Very few people enter public life with the intention of betraying the public's trust.
In the days before winning an election or cinching the interview that leads to a coveted appointed position, the last thing a civic-minded person is thinking about is how to rob the public.
Today, as former Pittsburgh police Chief Nate Harper stands before U.S. District Judge Cathy Bissoon to await sentencing for his role in a conspiracy to divert public funds to an unauthorized credit union account, there's no reason to believe he was some nefarious exception to the rule.
By all accounts, Mr. Harper, the first African-American appointed to lead the police bureau since 1995, was an effective patrolman and smooth bureaucratic insider on a force that has generated a mixed record -- especially along racial lines.
The perception of Mr. Harper as street smart, competent and loyal to a fault to his fellow officers probably vaulted him to the top of former Mayor Luke Ravenstahl's list of potential police chiefs when he began his search for a replacement for Dominic J. Costa in 2006.
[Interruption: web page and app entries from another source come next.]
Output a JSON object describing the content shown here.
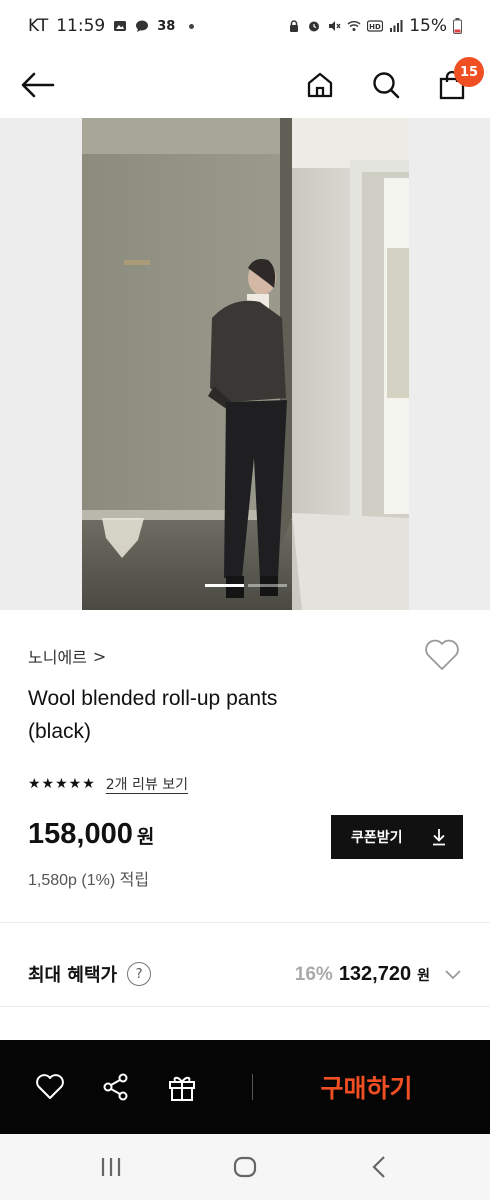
{
  "status_bar": {
    "carrier": "KT",
    "time": "11:59",
    "notification_count": "38",
    "battery": "15%"
  },
  "nav": {
    "cart_count": "15"
  },
  "product": {
    "brand": "노니에르",
    "brand_chevron": ">",
    "title_line1": "Wool blended roll-up pants",
    "title_line2": "(black)",
    "stars": "★★★★★",
    "rating": 5,
    "review_link": "2개 리뷰 보기",
    "price": "158,000",
    "price_unit": "원",
    "coupon_label": "쿠폰받기",
    "points": "1,580p (1%) 적립"
  },
  "benefit": {
    "label": "최대 혜택가",
    "help": "?",
    "discount": "16%",
    "final_price": "132,720",
    "final_unit": "원"
  },
  "bottom_bar": {
    "buy_label": "구매하기"
  },
  "gallery": {
    "page_count": 2,
    "active_index": 1
  },
  "colors": {
    "accent": "#f04e23",
    "bar_bg": "#050505"
  }
}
In the run-up to Mr. Harper's appointment, it was widely reported that Allegheny County had filed liens against his Stanton Heights home 11 times since 1996 for late property tax and sewage bill payments. Mr. Harper managed to pay most of the $5,521 he owed by the time the stories that he was a chronic scofflaw began to appear.
In 2006, Mr. Harper owed $2,274 to the city and Pittsburgh Public Schools and $394 to the county in overdue property taxes, penalties and fees. Since it was the only obstacle standing between him and his $92,285 salary as Pittsburgh police chief, it was the easiest check he ever wrote.
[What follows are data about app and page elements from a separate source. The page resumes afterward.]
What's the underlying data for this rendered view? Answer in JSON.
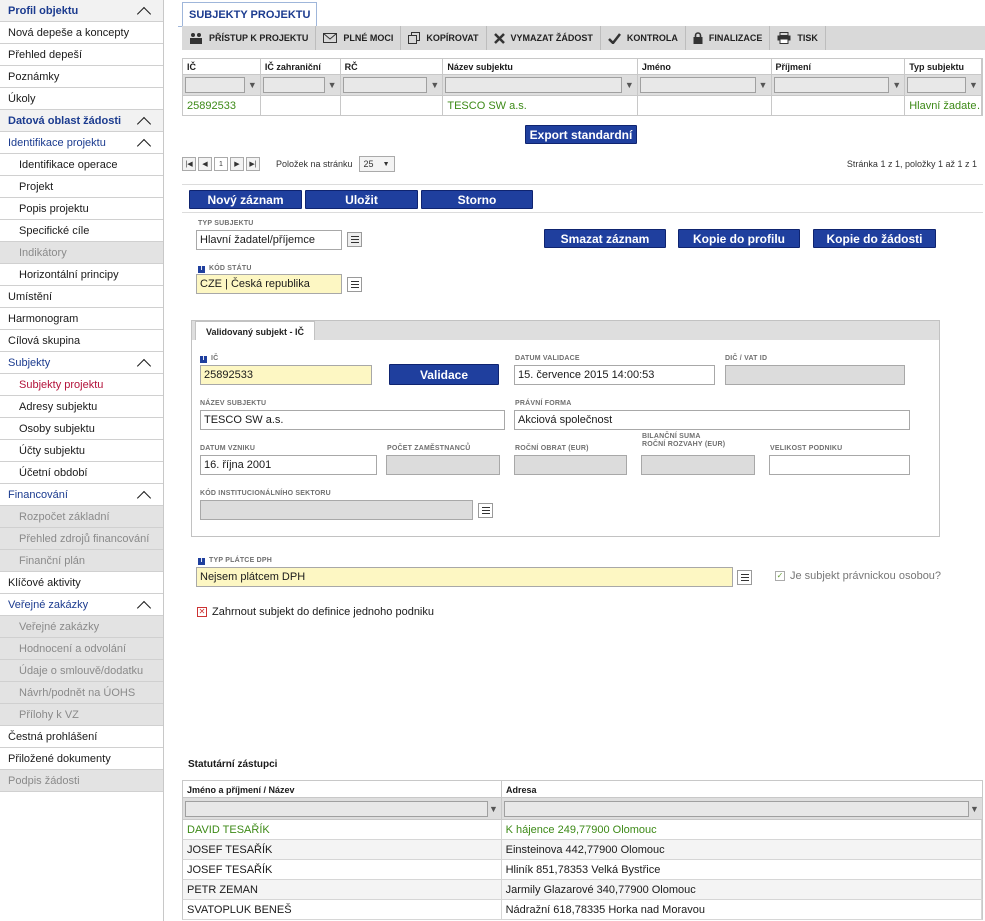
{
  "sidebar": {
    "items": [
      {
        "label": "Profil objektu",
        "type": "hdr",
        "chev": true
      },
      {
        "label": "Nová depeše a koncepty",
        "type": "norm"
      },
      {
        "label": "Přehled depeší",
        "type": "norm"
      },
      {
        "label": "Poznámky",
        "type": "norm"
      },
      {
        "label": "Úkoly",
        "type": "norm"
      },
      {
        "label": "Datová oblast žádosti",
        "type": "hdr",
        "chev": true
      },
      {
        "label": "Identifikace projektu",
        "type": "sec",
        "chev": true
      },
      {
        "label": "Identifikace operace",
        "type": "sub"
      },
      {
        "label": "Projekt",
        "type": "sub"
      },
      {
        "label": "Popis projektu",
        "type": "sub"
      },
      {
        "label": "Specifické cíle",
        "type": "sub"
      },
      {
        "label": "Indikátory",
        "type": "subdis"
      },
      {
        "label": "Horizontální principy",
        "type": "sub"
      },
      {
        "label": "Umístění",
        "type": "norm"
      },
      {
        "label": "Harmonogram",
        "type": "norm"
      },
      {
        "label": "Cílová skupina",
        "type": "norm"
      },
      {
        "label": "Subjekty",
        "type": "sec",
        "chev": true
      },
      {
        "label": "Subjekty projektu",
        "type": "subact"
      },
      {
        "label": "Adresy subjektu",
        "type": "sub"
      },
      {
        "label": "Osoby subjektu",
        "type": "sub"
      },
      {
        "label": "Účty subjektu",
        "type": "sub"
      },
      {
        "label": "Účetní období",
        "type": "sub"
      },
      {
        "label": "Financování",
        "type": "sec",
        "chev": true
      },
      {
        "label": "Rozpočet základní",
        "type": "subdis"
      },
      {
        "label": "Přehled zdrojů financování",
        "type": "subdis"
      },
      {
        "label": "Finanční plán",
        "type": "subdis"
      },
      {
        "label": "Klíčové aktivity",
        "type": "norm"
      },
      {
        "label": "Veřejné zakázky",
        "type": "sec",
        "chev": true
      },
      {
        "label": "Veřejné zakázky",
        "type": "subdis"
      },
      {
        "label": "Hodnocení a odvolání",
        "type": "subdis"
      },
      {
        "label": "Údaje o smlouvě/dodatku",
        "type": "subdis"
      },
      {
        "label": "Návrh/podnět na ÚOHS",
        "type": "subdis"
      },
      {
        "label": "Přílohy k VZ",
        "type": "subdis"
      },
      {
        "label": "Čestná prohlášení",
        "type": "norm"
      },
      {
        "label": "Přiložené dokumenty",
        "type": "norm"
      },
      {
        "label": "Podpis žádosti",
        "type": "dis"
      }
    ]
  },
  "tab": {
    "title": "SUBJEKTY PROJEKTU"
  },
  "toolbar": {
    "items": [
      {
        "label": "PŘÍSTUP K PROJEKTU",
        "icon": "people-icon"
      },
      {
        "label": "PLNÉ MOCI",
        "icon": "envelope-icon"
      },
      {
        "label": "KOPÍROVAT",
        "icon": "copy-icon"
      },
      {
        "label": "VYMAZAT ŽÁDOST",
        "icon": "close-icon"
      },
      {
        "label": "KONTROLA",
        "icon": "check-icon"
      },
      {
        "label": "FINALIZACE",
        "icon": "lock-icon"
      },
      {
        "label": "TISK",
        "icon": "print-icon"
      }
    ]
  },
  "grid": {
    "columns": [
      "IČ",
      "IČ zahraniční",
      "RČ",
      "Název subjektu",
      "Jméno",
      "Příjmení",
      "Typ subjektu"
    ],
    "rows": [
      [
        "25892533",
        "",
        "",
        "TESCO SW a.s.",
        "",
        "",
        "Hlavní žadate…"
      ]
    ]
  },
  "export_label": "Export standardní",
  "pager": {
    "page": "1",
    "per_page_label": "Položek na stránku",
    "per_page": "25",
    "summary": "Stránka 1 z 1, položky 1 až 1 z 1"
  },
  "buttons": {
    "new": "Nový záznam",
    "save": "Uložit",
    "cancel": "Storno",
    "delete": "Smazat záznam",
    "copy_profile": "Kopie do profilu",
    "copy_request": "Kopie do žádosti",
    "validate": "Validace"
  },
  "form": {
    "typ_subjektu_label": "TYP SUBJEKTU",
    "typ_subjektu": "Hlavní žadatel/příjemce",
    "kod_statu_label": "KÓD STÁTU",
    "kod_statu": "CZE | Česká republika",
    "val_tab": "Validovaný subjekt - IČ",
    "ic_label": "IČ",
    "ic": "25892533",
    "datum_validace_label": "DATUM VALIDACE",
    "datum_validace": "15. července 2015 14:00:53",
    "dic_label": "DIČ / VAT ID",
    "dic": "",
    "nazev_label": "NÁZEV SUBJEKTU",
    "nazev": "TESCO SW a.s.",
    "pravni_forma_label": "PRÁVNÍ FORMA",
    "pravni_forma": "Akciová společnost",
    "datum_vzniku_label": "DATUM VZNIKU",
    "datum_vzniku": "16. října 2001",
    "pocet_label": "POČET ZAMĚSTNANCŮ",
    "obrat_label": "ROČNÍ OBRAT (EUR)",
    "bilancni_label1": "BILANČNÍ SUMA",
    "bilancni_label2": "ROČNÍ ROZVAHY (EUR)",
    "velikost_label": "VELIKOST PODNIKU",
    "sektor_label": "KÓD INSTITUCIONÁLNÍHO SEKTORU",
    "platce_label": "TYP PLÁTCE DPH",
    "platce": "Nejsem plátcem DPH",
    "pravnicka_label": "Je subjekt právnickou osobou?",
    "zahrnout_label": "Zahrnout subjekt do definice jednoho podniku"
  },
  "statutory": {
    "title": "Statutární zástupci",
    "columns": [
      "Jméno a příjmení / Název",
      "Adresa"
    ],
    "rows": [
      [
        "DAVID TESAŘÍK",
        "K hájence 249,77900 Olomouc"
      ],
      [
        "JOSEF TESAŘÍK",
        "Einsteinova 442,77900 Olomouc"
      ],
      [
        "JOSEF TESAŘÍK",
        "Hliník 851,78353 Velká Bystřice"
      ],
      [
        "PETR ZEMAN",
        "Jarmily Glazarové 340,77900 Olomouc"
      ],
      [
        "SVATOPLUK BENEŠ",
        "Nádražní 618,78335 Horka nad Moravou"
      ]
    ]
  }
}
But it will not be the Nathan E. Harper who existed before taking the oath of office as police chief in October 2006 that Judge Bissoon will sentence today. The broken man looking to the federal judge for a larger measure of mercy than justice is now a felon who has been forced to forfeit the pension he steadily accrued after joining the Pittsburgh police in 1977.
The Nate Harper who will bow his head abjectly in court today has admitted to not filing taxes for four years. He also admits in his guilty plea that he diverted $70,629 of the public's scarce money to an unauthorized credit union account he and his cronies controlled and which he used for $31,987 in miscellaneous silly expenses.
Though Mr. Harper spared the government the expense of putting him on trial by cooperating with federal investigators and admitting his guilt early on, his justifiable fear of landing hard time in federal prison compelled him to hire smart and experienced legal counsel. Their expertise isn't cheap, but it could spare him the indignity -- and danger -- of serving a day in prison if he's lucky.
Despite his betrayal of the public trust, it is difficult not to feel a sense of empathy for Mr. Harper and his family. His irresponsibility has left his loved ones without his once sizeable income and the expectation of a pension. The punishment handed down to him today will effectively be levied against them, as well, whether they deserve it or not.
Legal bills will keep whatever financial resources Mr. Harper still has either tied up for years or quickly diminished. Assuming he's given probation instead of jail time, because of his age and the aggregate weight of decades of public service, he isn't likely to have much earning power in Pittsburgh as a high-profile felon.
While it is hard to argue with the belief that Mr. Harper's contempt for the law deserves punishment, I've always considered the mob mentality that justifies stuffing criminals -- especially nonviolent felons like Mr. Harper -- into the maw of the prison-industrial complex a sadistic act of societal revenge, not justice.
I agree with those who have suggested that instead of prison, Mr. Harper be given an opportunity to turn his fall from grace into a cautionary tale for the next generation of Pittsburgh police. Who knows better than Nate Harper how corruption takes root in an otherwise good cop's heart?
Put Mr. Harper on probation. Sentence him to lecture police academy cadets across the state on how to spot the insidious seductions of the job. Keep him busy for the next decade redeeming his reputation. No one will work harder to be a good citizen.
And as an added benefit, he'll probably pay his taxes on time and in full when due.
Tony Norman: firstname.lastname@example.org, 412-263-1631 or on Twitter @TonyNormanPG.